Lady Brinton suffers from rheumatoid arthritis, which is so acute that she cannot even shake hands –her own are wrapped in bandages. She has been in a wheelchair for four years, a speedy little number that is fast enough to leave aides languishing in her wake.

The Palace of Westminster, says Lady Brinton, does not cater for the disabled. She speaks of another wheelchair-using peer who tipped over in a lift that stopped at an angle, and a Conservative peer who refuses to make room for the disabled in the House of Lords chamber.

More ridiculously, there is only room for three wheelchairs at any one time in the Lords, which is already the world’s most packed legislature except for China. “Health and safety doesn’t count in Westminster,” sighs Lady Brinton. “It’s not fit for purpose. In some of the big debates in the Lords there can be five or six of us [in wheelchairs] moving in and out of the space provided so that we can speak. It does mean that I have to fight peers just to get to the wheelchair spaces. It’s ridiculous.”

The problem is broader, she argues, claiming that the disabled are the “poor relations” in the European Convention on Human Rights. It’s a decade since legislation was introduced to improve disabled access to public buildings, yet still she finds herself having to use “the bin lifts” to get into hotels, while few taxis, apart from Hackney carriages, have ramps to allow her access. 

Before zooming off, Lady Brinton turns her focus on the sheer size of the Lords, arguing that there should be a retirement age of 75 or 80.

“That would reduce numbers quite significantly,” she says, while acknowledging that it would mean some of her party’s own older peers, such as Lord Avebury (Eric Lubbock), 86, would have to stand down. “One of the problems of this place –and this is absolutely not Eric’s problem – is that people don’t know that their skills are disappearing and their last couple of years here can be horribly embarrassing.”

It will be a very long time before anyone says that of Lady Brinton.

The Lib Dem's party structure

This is the convoluted structure of the Liberal Democrats, as drawn in Helena Morrissey’s review of the party’s culture and processes two years ago. Activists say this “spaghetti” structure is responsible for difficulties disciplining, expelling or even exonerating party members of any wrongdoing. Notably, allegations of sexual impropriety laid against party strategist Lord (Chris) Rennard were never really settled to anyone’s satisfaction, with him offering a partial apology despite being essentially cleared.

It was a mess, and the party’s president, Baroness Brinton, has launched a consultation into simplifying the party’s structure, which is being presented to activists at conference.

‘Spaghetti’ structure
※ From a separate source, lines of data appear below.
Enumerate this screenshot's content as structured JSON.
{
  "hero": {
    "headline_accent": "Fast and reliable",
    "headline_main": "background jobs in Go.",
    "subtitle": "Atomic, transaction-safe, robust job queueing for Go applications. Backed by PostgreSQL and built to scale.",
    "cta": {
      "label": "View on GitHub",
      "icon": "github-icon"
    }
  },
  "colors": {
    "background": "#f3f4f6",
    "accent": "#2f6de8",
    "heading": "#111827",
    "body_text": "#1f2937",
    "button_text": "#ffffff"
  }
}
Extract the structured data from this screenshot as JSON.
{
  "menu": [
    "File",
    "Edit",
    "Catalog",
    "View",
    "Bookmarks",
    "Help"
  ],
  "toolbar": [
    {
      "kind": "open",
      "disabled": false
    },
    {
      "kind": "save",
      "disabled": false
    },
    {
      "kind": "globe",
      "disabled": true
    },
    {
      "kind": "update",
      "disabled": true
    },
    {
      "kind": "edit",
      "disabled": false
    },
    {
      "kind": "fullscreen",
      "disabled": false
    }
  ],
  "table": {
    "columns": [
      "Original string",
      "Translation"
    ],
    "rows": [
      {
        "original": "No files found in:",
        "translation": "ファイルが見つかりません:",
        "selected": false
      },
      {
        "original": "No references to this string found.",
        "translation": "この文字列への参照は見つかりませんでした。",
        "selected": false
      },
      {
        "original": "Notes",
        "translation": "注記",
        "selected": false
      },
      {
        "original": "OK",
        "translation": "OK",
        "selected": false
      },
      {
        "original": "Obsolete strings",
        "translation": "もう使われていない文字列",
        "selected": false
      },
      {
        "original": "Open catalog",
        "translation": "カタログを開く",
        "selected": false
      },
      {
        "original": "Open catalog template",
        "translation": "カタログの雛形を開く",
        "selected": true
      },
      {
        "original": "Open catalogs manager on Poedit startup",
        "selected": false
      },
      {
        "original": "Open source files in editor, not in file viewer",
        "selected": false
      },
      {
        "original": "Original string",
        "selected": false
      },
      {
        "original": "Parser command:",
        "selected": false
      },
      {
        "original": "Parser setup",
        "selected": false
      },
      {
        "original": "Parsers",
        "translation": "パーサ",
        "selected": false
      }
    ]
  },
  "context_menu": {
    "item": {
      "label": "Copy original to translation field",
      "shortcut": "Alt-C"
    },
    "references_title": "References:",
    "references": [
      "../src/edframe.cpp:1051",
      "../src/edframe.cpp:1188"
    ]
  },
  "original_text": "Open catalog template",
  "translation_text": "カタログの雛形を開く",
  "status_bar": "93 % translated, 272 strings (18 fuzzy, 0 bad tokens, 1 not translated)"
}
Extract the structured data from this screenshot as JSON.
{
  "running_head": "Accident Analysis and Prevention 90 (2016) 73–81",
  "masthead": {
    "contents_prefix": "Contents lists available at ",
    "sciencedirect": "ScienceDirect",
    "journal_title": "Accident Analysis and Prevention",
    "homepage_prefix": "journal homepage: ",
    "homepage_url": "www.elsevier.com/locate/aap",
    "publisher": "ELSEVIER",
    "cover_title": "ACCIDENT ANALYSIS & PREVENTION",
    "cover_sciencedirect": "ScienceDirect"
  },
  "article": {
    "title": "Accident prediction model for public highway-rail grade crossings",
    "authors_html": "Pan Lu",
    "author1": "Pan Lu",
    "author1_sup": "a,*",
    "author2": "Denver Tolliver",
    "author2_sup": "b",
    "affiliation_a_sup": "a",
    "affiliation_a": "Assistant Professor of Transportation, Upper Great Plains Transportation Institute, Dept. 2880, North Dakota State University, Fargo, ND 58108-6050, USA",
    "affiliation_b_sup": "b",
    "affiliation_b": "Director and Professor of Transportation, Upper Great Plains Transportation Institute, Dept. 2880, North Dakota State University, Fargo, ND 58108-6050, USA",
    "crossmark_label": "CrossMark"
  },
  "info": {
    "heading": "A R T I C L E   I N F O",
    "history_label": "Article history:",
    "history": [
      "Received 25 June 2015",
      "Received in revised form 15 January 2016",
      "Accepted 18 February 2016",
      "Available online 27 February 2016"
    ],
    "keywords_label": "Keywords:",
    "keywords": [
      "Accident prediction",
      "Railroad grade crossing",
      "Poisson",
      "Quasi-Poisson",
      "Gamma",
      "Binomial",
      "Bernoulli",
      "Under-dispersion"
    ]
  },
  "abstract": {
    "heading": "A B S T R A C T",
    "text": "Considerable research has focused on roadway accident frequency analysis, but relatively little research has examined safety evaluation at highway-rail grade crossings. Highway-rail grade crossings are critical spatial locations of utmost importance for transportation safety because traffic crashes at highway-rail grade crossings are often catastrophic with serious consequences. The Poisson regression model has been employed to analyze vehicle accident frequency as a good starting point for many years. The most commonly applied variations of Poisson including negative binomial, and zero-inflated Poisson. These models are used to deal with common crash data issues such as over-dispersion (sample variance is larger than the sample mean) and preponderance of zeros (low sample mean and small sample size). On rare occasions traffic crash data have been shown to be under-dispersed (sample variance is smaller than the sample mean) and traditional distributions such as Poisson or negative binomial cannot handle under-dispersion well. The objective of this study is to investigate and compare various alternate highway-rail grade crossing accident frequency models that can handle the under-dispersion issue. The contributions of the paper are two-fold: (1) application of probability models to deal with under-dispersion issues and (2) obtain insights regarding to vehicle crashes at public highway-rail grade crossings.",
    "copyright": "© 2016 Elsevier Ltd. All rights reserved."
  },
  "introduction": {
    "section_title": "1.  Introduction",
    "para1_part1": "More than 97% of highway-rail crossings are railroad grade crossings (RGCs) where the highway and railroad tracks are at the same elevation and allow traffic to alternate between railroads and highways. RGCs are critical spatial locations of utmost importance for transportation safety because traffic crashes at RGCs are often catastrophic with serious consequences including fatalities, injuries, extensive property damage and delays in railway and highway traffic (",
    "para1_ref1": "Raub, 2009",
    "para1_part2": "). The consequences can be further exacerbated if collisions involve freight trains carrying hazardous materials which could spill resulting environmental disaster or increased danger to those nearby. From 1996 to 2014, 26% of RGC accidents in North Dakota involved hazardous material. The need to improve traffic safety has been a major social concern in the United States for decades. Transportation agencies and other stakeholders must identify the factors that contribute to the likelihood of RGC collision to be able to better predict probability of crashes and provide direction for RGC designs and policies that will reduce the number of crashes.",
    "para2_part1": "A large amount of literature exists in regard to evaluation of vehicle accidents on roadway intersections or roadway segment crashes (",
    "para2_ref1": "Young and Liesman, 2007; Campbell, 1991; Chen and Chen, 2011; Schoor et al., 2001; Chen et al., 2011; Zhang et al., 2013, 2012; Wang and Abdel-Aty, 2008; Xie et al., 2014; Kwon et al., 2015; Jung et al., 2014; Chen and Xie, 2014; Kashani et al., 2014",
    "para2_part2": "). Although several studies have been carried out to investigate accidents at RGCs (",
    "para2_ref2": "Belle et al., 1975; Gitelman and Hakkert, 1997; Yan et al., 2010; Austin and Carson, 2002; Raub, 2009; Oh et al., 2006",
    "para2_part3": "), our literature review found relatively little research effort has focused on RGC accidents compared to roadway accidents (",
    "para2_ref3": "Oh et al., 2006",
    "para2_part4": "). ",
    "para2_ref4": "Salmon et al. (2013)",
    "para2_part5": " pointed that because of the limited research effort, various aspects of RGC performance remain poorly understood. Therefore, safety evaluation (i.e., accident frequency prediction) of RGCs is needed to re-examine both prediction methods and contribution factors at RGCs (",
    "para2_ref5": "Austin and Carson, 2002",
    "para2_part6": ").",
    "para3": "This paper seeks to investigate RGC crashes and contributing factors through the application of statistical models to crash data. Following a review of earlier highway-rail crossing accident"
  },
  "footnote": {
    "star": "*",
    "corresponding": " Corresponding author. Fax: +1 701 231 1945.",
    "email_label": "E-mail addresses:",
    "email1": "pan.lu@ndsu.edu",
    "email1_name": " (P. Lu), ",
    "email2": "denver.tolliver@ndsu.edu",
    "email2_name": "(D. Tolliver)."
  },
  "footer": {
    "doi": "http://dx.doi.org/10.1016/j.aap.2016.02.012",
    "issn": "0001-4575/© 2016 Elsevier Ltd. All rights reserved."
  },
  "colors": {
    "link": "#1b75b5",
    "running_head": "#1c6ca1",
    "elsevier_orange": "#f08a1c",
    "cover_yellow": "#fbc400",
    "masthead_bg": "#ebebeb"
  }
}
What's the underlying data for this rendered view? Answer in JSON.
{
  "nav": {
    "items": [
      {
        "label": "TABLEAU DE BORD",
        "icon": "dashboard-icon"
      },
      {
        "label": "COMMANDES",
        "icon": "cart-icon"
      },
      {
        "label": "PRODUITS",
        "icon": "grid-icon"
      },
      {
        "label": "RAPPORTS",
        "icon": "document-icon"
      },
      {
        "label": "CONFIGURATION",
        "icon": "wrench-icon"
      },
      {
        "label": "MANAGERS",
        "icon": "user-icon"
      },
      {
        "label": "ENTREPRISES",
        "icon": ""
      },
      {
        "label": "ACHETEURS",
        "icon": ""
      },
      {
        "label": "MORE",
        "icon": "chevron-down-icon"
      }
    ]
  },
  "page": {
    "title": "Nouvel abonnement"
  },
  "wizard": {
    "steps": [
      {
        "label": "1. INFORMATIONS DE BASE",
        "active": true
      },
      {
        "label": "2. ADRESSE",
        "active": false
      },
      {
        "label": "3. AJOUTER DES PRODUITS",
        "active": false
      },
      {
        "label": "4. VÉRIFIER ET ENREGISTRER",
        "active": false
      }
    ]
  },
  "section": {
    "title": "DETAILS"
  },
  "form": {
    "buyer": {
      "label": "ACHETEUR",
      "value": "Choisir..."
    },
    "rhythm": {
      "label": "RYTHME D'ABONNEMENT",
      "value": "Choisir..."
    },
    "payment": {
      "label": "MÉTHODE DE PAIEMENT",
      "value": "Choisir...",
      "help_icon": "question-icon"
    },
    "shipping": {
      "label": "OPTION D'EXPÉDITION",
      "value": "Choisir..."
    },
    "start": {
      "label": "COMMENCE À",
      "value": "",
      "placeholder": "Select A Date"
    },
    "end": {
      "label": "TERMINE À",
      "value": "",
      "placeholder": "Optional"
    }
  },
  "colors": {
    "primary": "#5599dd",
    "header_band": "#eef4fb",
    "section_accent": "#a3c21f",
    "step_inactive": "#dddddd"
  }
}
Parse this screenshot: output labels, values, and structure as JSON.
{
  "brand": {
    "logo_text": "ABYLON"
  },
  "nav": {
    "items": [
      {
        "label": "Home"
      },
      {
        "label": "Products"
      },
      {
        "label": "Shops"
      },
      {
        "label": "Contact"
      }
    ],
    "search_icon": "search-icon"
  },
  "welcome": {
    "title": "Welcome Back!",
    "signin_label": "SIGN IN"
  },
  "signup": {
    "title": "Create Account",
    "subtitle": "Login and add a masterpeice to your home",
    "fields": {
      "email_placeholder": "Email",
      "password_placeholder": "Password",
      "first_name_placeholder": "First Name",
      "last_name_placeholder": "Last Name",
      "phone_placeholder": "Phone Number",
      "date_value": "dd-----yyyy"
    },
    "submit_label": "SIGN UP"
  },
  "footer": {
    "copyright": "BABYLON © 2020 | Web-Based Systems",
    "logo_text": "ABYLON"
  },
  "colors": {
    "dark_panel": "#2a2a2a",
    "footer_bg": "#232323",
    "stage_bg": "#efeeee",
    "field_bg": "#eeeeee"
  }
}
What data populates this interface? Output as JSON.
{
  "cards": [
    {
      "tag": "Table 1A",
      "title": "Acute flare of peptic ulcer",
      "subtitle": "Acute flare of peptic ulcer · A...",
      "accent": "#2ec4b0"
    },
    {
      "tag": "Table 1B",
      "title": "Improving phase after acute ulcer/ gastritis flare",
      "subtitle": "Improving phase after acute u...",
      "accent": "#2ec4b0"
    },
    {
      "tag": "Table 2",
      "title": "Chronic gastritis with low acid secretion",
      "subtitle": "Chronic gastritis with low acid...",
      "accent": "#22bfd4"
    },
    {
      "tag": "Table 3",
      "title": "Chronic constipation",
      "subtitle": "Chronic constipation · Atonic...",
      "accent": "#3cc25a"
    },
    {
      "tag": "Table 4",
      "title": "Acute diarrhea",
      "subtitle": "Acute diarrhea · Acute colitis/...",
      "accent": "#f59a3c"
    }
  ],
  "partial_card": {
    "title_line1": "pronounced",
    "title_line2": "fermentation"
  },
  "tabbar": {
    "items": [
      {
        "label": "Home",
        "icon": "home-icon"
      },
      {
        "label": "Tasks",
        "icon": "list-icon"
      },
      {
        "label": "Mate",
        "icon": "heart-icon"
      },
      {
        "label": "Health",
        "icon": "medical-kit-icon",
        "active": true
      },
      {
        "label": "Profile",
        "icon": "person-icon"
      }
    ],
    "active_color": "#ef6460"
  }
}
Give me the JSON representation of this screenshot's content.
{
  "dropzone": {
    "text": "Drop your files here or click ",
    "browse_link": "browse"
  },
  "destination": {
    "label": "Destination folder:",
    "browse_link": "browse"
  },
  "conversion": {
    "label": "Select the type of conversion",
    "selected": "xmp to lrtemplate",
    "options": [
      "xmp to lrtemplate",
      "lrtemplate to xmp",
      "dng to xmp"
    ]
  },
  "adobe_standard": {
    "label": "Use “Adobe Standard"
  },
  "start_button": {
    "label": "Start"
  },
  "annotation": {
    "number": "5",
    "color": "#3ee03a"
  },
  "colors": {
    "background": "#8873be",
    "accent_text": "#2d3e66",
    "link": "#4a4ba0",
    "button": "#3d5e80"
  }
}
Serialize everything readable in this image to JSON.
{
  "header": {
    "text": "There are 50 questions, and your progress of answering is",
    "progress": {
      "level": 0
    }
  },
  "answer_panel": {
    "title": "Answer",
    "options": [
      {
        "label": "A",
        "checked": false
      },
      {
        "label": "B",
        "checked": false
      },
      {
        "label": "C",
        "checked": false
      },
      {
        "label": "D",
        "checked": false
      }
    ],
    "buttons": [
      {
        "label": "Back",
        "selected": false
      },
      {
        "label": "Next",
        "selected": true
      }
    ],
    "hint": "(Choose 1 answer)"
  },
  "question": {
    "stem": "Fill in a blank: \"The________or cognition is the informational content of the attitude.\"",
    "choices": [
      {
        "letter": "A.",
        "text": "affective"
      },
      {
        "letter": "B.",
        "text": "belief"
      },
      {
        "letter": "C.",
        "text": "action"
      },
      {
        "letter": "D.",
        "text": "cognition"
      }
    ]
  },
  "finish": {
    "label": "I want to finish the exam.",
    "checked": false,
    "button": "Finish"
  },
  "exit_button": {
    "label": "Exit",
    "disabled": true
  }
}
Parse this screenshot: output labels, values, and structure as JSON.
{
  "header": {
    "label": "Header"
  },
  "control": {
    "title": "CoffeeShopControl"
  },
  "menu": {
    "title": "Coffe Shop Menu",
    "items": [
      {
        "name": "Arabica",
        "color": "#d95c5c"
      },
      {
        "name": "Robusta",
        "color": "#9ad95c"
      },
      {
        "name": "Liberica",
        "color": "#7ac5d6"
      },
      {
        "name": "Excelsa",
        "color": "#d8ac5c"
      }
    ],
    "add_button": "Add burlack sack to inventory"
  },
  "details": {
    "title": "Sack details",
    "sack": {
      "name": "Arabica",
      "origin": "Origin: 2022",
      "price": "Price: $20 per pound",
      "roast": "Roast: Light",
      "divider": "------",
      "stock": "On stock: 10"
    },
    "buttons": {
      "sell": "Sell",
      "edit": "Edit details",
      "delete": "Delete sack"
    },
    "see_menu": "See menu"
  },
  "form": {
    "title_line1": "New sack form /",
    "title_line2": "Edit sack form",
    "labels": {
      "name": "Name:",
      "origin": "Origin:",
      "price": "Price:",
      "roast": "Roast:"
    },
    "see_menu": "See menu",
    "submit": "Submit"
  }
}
Lady Brinton says members feel “too far away” from the upper tiers of party decision-making. By next year, she says, the party will have a new constitution, which should see this labyrinth of elected and representative committees, federal parties and policy and communications groups replaced by a clear structure